Jia Jiang might sound a little familiar (he’s the guy who went viral for requesting Krispy Kreme make doughnuts in the shape of Olympic rings). Jiang’s incredibly entertaining “Rejection Proof” takes readers on a 100-day ride in which the author makes some Olympic-sized asks, and some small ones too, pushing the limits with others and himself. If you’re looking for a confidence builder or tactics to steel yourself from rejection, you might have something to learn from Jiang. Meg Wilson, engagement manager at the Del City Library, gives this one five stars.
“This book was my first exposure to ‘Jackie the Krispy Kreme Lady,’ who gave me an awesome new lens for considering outstanding customer service with my team,” Wilson said. “Jiang’s book focuses on what and how we would ask of others if we had no fear of rejection. Early on in his experimental process, Jackie delivers by showing what can happen when, as customer service professionals, we do not pause to consider whether or not something is doable — only to consider how something is doable. I like that shift in thinking.
“Radical Candor” by Kim Scott is on the bookshelf of remote worker and Oklahoma City resident Ruth Burr Reedy, who offered some tips on working remotely in our “How to Stay Balanced When You Can Work From Anywhere” blog post. Burr Reedy now subscribes to Scott’s work-life integration (notice, it’s not work-life balance), which means giving time and energy to your work doesn’t have to take away from your personal life, and vice versa. Scott filled the book with tips on how to build, lead, and inspire teams, making this a New York Times and Wall Street Journal bestseller.
Saucy words aside, Bernoff’s writing guide is essential for those who want to cut clutter from their communication. And let’s face it, you don’t have to be a “writer” to write. Whether you’re looking to improve your newswriting, emails to clients or coworkers, presentations, reports, or social media posts, Bernoff’s book has some actionable advice for you. He doesn’t just tell you to ditch the jargon or passive voice, but he walks you through what that looks like and how you can pack these tips into your writing toolbox.
What does an effective manager look like? Sure, walking around with a “World’s Best Boss” mug might fit some people’s idea of a great leader, but author Mark Horstman knows there’s more to it than that. In short, effective managers get results and retain their team members. Ben Mead-Harvey, library manager at the Downtown and Wright libraries, recommended “The Effective Manager” by Horstman, co-founder of the internationally acclaimed “Manager Tools” podcast, as an essential book to help anyone in their careers.
“‘The Effective Manager’ is a hands-on guide for how to be a great manager at every level,” Mead-Harvey said. “Horstman focuses on practical application of what works, not philosophical ideals about how a company ought to be run — you won’t find the word ‘should’ anywhere in this book. You will learn easy-to-understand actions that you can implement the moment you set the book down to transform your management style and get results.”
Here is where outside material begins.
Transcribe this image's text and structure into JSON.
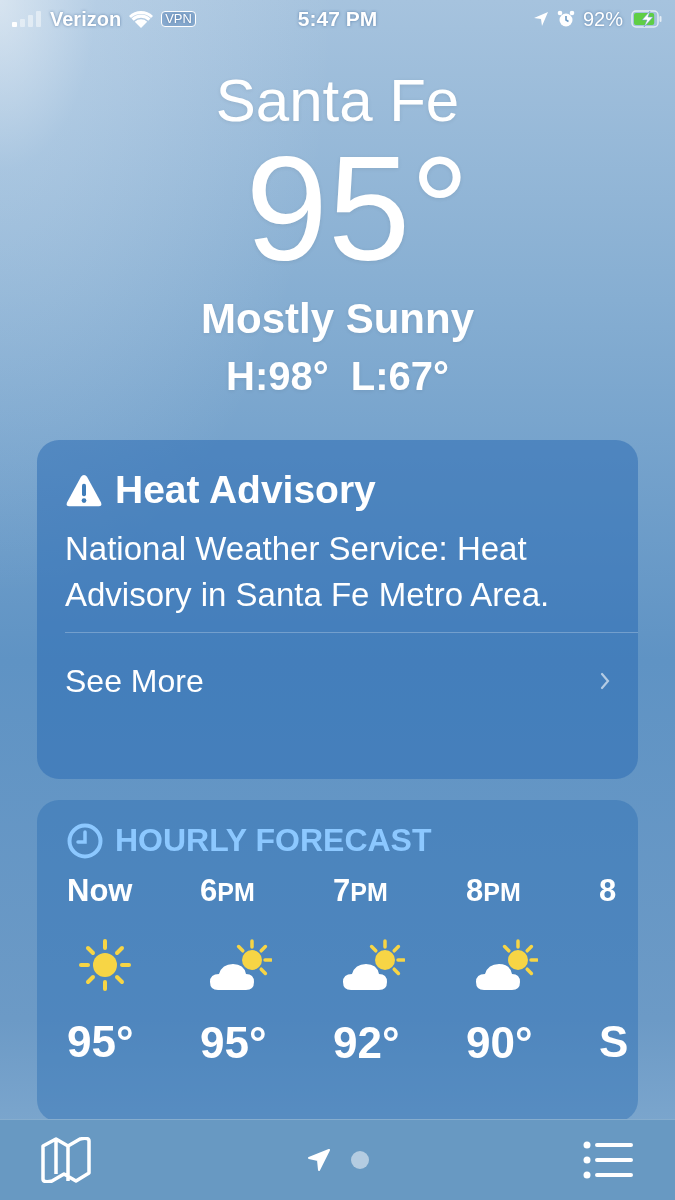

Looking for more advice on upping your professional development? Take a look at our blog and see what other improvements you can tackle in 2019.